Who would’ve thought the last week in January would provide a lot of excitement in the Cub universe. There were a lot of things to be excited this week about when it came to prospects, Cuban free agents, spring training, Dexter Fowler, and the 25 man roster. Here are a few random thoughts about the comings and goings in the Cubs system this week.
It was announced this week that Lazarito, the 16-year-old Cuban phenom, will be signing a contract on February 10. I think the Cubs have a chance, but I also think the Dodgers have a better chance to sign him as they have more money to throw around. On the other hand, the Dodgers may not want to invest another $60 million, when you add on penalties, on what is pretty much an unknown player whose best days were in a 14 and under league.
There are still a lot of Cuban left to sign. The Cubs have until July 1 to sign most of them, but there are a few who do not fall under international free-agent signing rules because they are 22 and older. The top Cubans still left include – Jorge Ona, Norge Ruiz, Randy Arozarena, Vladimir Gutierrez, Adrian Morejon, Ronald Bolanos, Cionel Perez and Jonatan Machado. At this point if I had to pick three, I would go with Ona, Ruiz, and Morejon based upon their high floors. Guiterrez might be another solid arm to sign, too.
Both Baseball Prospectus (BP)and MLB.com Pipeline came out with their top prospect lists this week. BP had six Cubs in their top 101 including Eddy Martinez, Billy McKinney, Albert Almora, Jr., Ian Happ, Willson Contreras, and Gleyber Torres. The MLB.com Pipeline site differed with Duane Underwood replacing Eddy Martinez. BP had Torres at number 41 while Pipeline had him at number 28. Both sites will have their top 20 to 30 prospects lists for each team published later in February and early March.

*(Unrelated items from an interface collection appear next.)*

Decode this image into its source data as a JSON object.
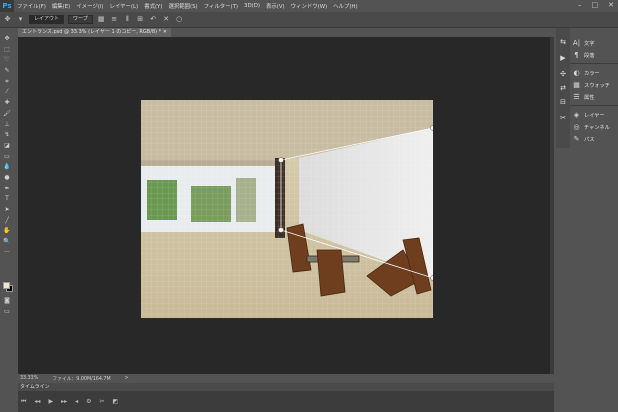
{
  "app": {
    "logo": "Ps"
  },
  "menus": [
    "ファイル(F)",
    "編集(E)",
    "イメージ(I)",
    "レイヤー(L)",
    "書式(Y)",
    "選択範囲(S)",
    "フィルター(T)",
    "3D(D)",
    "表示(V)",
    "ウィンドウ(W)",
    "ヘルプ(H)"
  ],
  "window_controls": {
    "minimize": "–",
    "maximize": "□",
    "close": "✕"
  },
  "options": {
    "layout_label": "レイアウト",
    "warp_label": "ワープ"
  },
  "document": {
    "tab_title": "エントランス.psd @ 33.3% (レイヤー 1 のコピー, RGB/8) *"
  },
  "status": {
    "zoom": "33.33%",
    "file_info": "ファイル：9.00M/164.7M",
    "arrow": ">"
  },
  "timeline": {
    "title": "タイムライン"
  },
  "panels": {
    "character": "文字",
    "paragraph": "段落",
    "color": "カラー",
    "swatches": "スウォッチ",
    "properties": "属性",
    "layers": "レイヤー",
    "channels": "チャンネル",
    "paths": "パス"
  },
  "colors": {
    "accent": "#31a8ff",
    "foreground": "#f1e8c8",
    "background": "#000000"
  }
}
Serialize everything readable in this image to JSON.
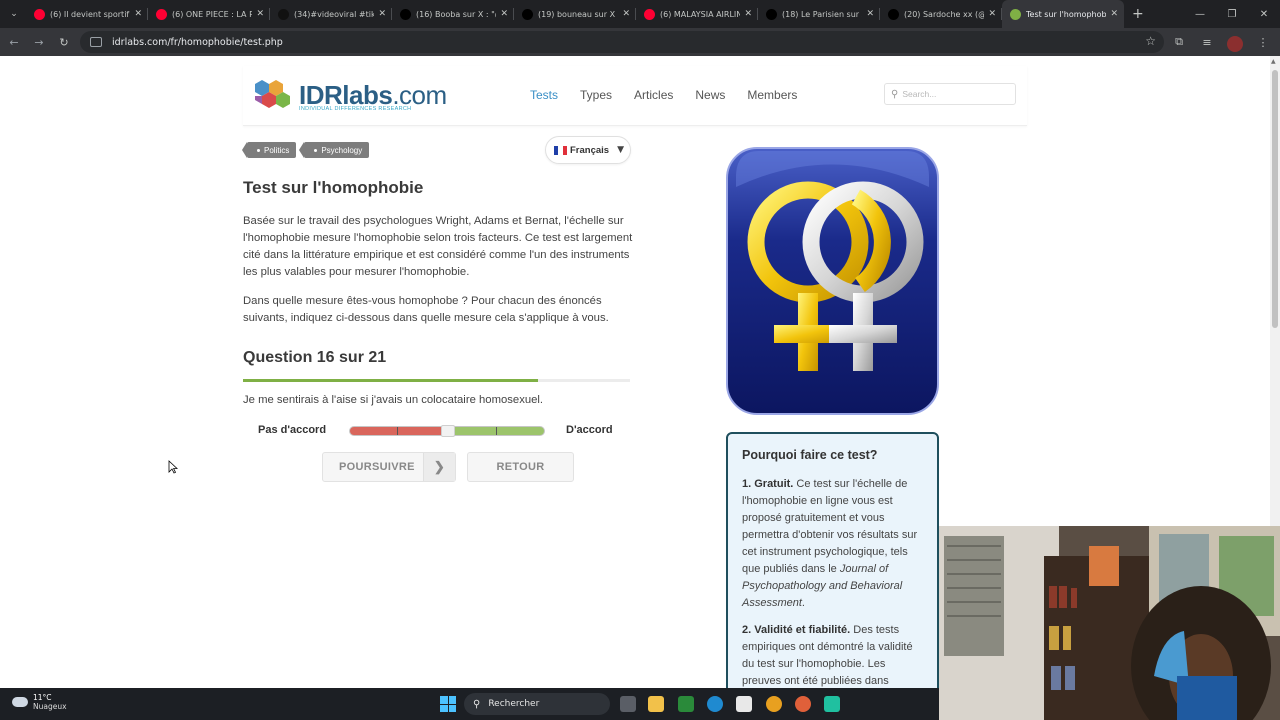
{
  "browser": {
    "tabs": [
      {
        "title": "(6) Il devient sportif d",
        "icon": "youtube-icon",
        "color": "#ff0033"
      },
      {
        "title": "(6) ONE PIECE : LA PR",
        "icon": "youtube-icon",
        "color": "#ff0033"
      },
      {
        "title": "(34)#videoviral #tiktok",
        "icon": "tiktok-icon",
        "color": "#111111"
      },
      {
        "title": "(16) Booba sur X : \"@",
        "icon": "x-icon",
        "color": "#000000"
      },
      {
        "title": "(19) bouneau sur X :",
        "icon": "x-icon",
        "color": "#000000"
      },
      {
        "title": "(6) MALAYSIA AIRLIN",
        "icon": "youtube-icon",
        "color": "#ff0033"
      },
      {
        "title": "(18) Le Parisien sur X",
        "icon": "x-icon",
        "color": "#000000"
      },
      {
        "title": "(20) Sardoche xx (@S",
        "icon": "x-icon",
        "color": "#000000"
      },
      {
        "title": "Test sur l'homophobi",
        "icon": "idrlabs-icon",
        "color": "#7fb045",
        "active": true
      }
    ],
    "url": "idrlabs.com/fr/homophobie/test.php"
  },
  "site": {
    "logo_main": "IDRlabs",
    "logo_tld": ".com",
    "logo_sub": "INDIVIDUAL DIFFERENCES RESEARCH",
    "nav": [
      {
        "label": "Tests",
        "active": true
      },
      {
        "label": "Types"
      },
      {
        "label": "Articles"
      },
      {
        "label": "News"
      },
      {
        "label": "Members"
      }
    ],
    "search_placeholder": "Search...",
    "accent": "#3a8fc6"
  },
  "tags": [
    "Politics",
    "Psychology"
  ],
  "language": "Français",
  "test": {
    "title": "Test sur l'homophobie",
    "intro": "Basée sur le travail des psychologues Wright, Adams et Bernat, l'échelle sur l'homophobie mesure l'homophobie selon trois facteurs. Ce test est largement cité dans la littérature empirique et est considéré comme l'un des instruments les plus valables pour mesurer l'homophobie.",
    "instructions": "Dans quelle mesure êtes-vous homophobe ? Pour chacun des énoncés suivants, indiquez ci-dessous dans quelle mesure cela s'applique à vous.",
    "question_label": "Question 16 sur 21",
    "progress": 0.762,
    "statement": "Je me sentirais à l'aise si j'avais un colocataire homosexuel.",
    "scale_left": "Pas d'accord",
    "scale_right": "D'accord",
    "slider_value": 0.5,
    "next_label": "POURSUIVRE",
    "back_label": "RETOUR",
    "progress_color": "#7fb045"
  },
  "sidebar": {
    "why_title": "Pourquoi faire ce test?",
    "point1_title": "1. Gratuit.",
    "point1_text_a": " Ce test sur l'échelle de l'homophobie en ligne vous est proposé gratuitement et vous permettra d'obtenir vos résultats sur cet instrument psychologique, tels que publiés dans le ",
    "point1_journal": "Journal of Psychopathology and Behavioral Assessment",
    "point1_text_b": ".",
    "point2_title": "2. Validité et fiabilité.",
    "point2_text": " Des tests empiriques ont démontré la validité du test sur l'homophobie. Les preuves ont été publiées dans"
  },
  "taskbar": {
    "temperature": "11°C",
    "weather": "Nuageux",
    "search": "Rechercher"
  }
}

I think as year goes on, we will see several of the top 100 prospects graduate to the pros, and several new prospects will take there place, many of whom could be Cubs. Likely to move onto the list are Dylan Cease, Jeimer Candelario, Eloy Jimenez, and Oscar De La Cruz.

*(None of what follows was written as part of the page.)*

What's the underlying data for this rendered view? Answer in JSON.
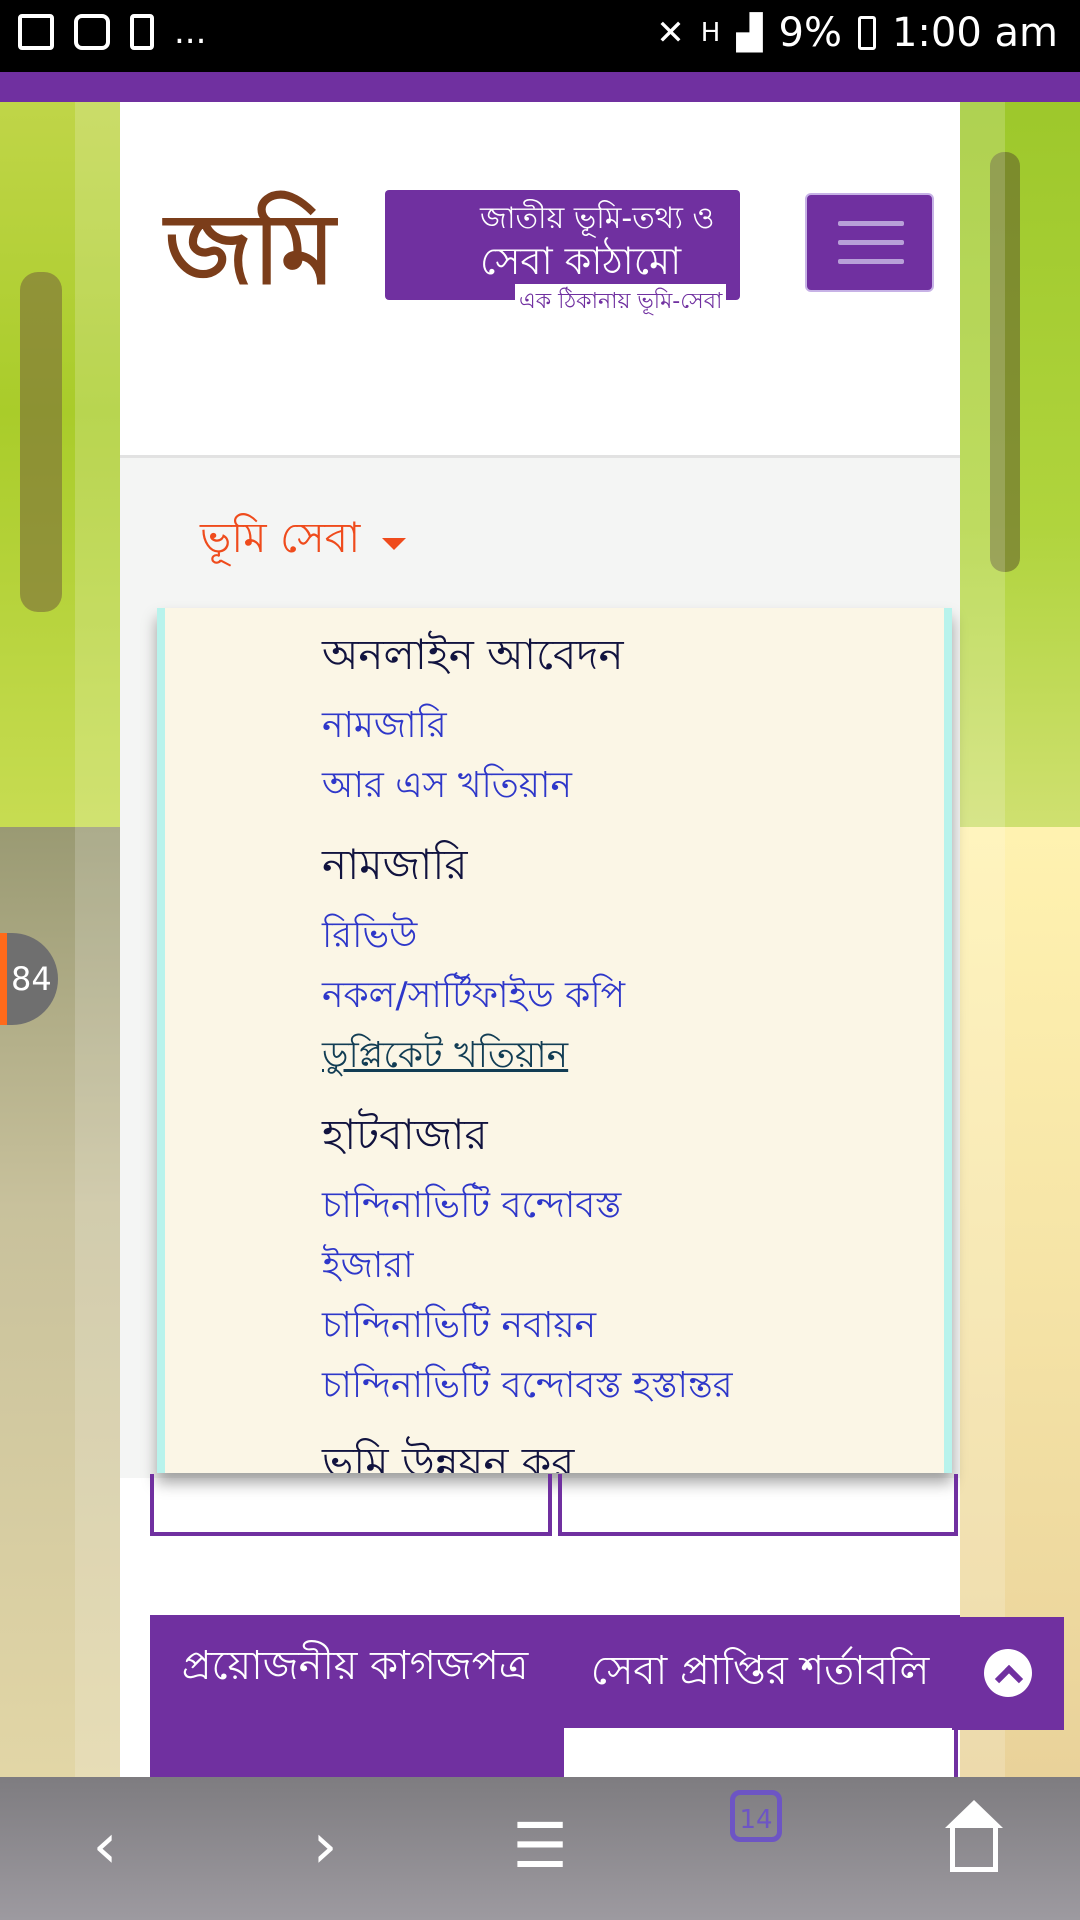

— Jonathan Mayo (@JonathanMayo) January 30, 2016
Dexter and the Draft
I don’t think the Cubs should re-sign Dexter Fowler. He’s a good player, but I just think they already have what they need at the big league level. The Cubs have a couple outfield replacements who are close to ready at the minor-league level. If the Cubs do sign Fowler, then a trade will be precipitated, most likely involving Jorge Soler, which I would not like to see….at all.
When Fowler eventually signs, and hopefully by someone else, the Cubs will get a draft pick back. So, they would get a compensation pick, only to lose it, and they would get back their second round pick. That pick would probably put them somewhere between 67 and 70 in the second round for the June 9 draft.
One player I investigated today is a Division II player, pitcher Tyson Miller from California Baptist. The first thing you notice about Miller is he does have an awkward delivery. That can be fixed, but at 6’4” and 190 pounds, he looks like a very good athlete with some physical projection left, which is the kind of player the Cubs are looking for.
Today the Cubs announcer they invited 18 none roster players to spring training. This is way down from 25 of one year ago. In addition to the 40 man roster, the following players will be at camp. They include: pitchers Stephen Fife, Brandon Gomes, Jean Machi, Felix Pena, Jonathan Pettibone, Armando Rivero, Drew Rucinski and Duane Underwood, as well as left-handed pitchers Luis Cruz and Jack Leathersich. Add in infielders Jesus Guzman, Munenori Kawasaki and Kristopher Negron. Plus, outfielders Albert Almora, John Andreoli and Juan Perez were invited along with catchers Taylor Davis and Tim Federowicz. I was really excited to see Underwood and Rivero get the call. Underwood is not quite ready for the majors, but he is close.
But for me, spring training, right now, is all about three things.
1. Can Baez play centerfield?
2. Will the 25th man be a reliever or a fifth outfielder?
3. How good is Eddy Julio Martinez?
I used to be against it. I was always a hard-core traditionalist who thought that the pitcher should hit. Now… I don’t think it really matters. After traveling around the Midwest League the past few years, I’ve gotten used to it. When I coached high school baseball, I loved the DH because it gave more kids a chance to play. But this is not about a chance to play, this is about a chance to win. I think it fits the game today because of specialization. You have specialized pitchers, why not have specialized hitters?
Tomorrow, we will be back with a profile of Mark Zagunis of Tennessee, and next weekend, we will have our first team profile – the South Bend Cubs.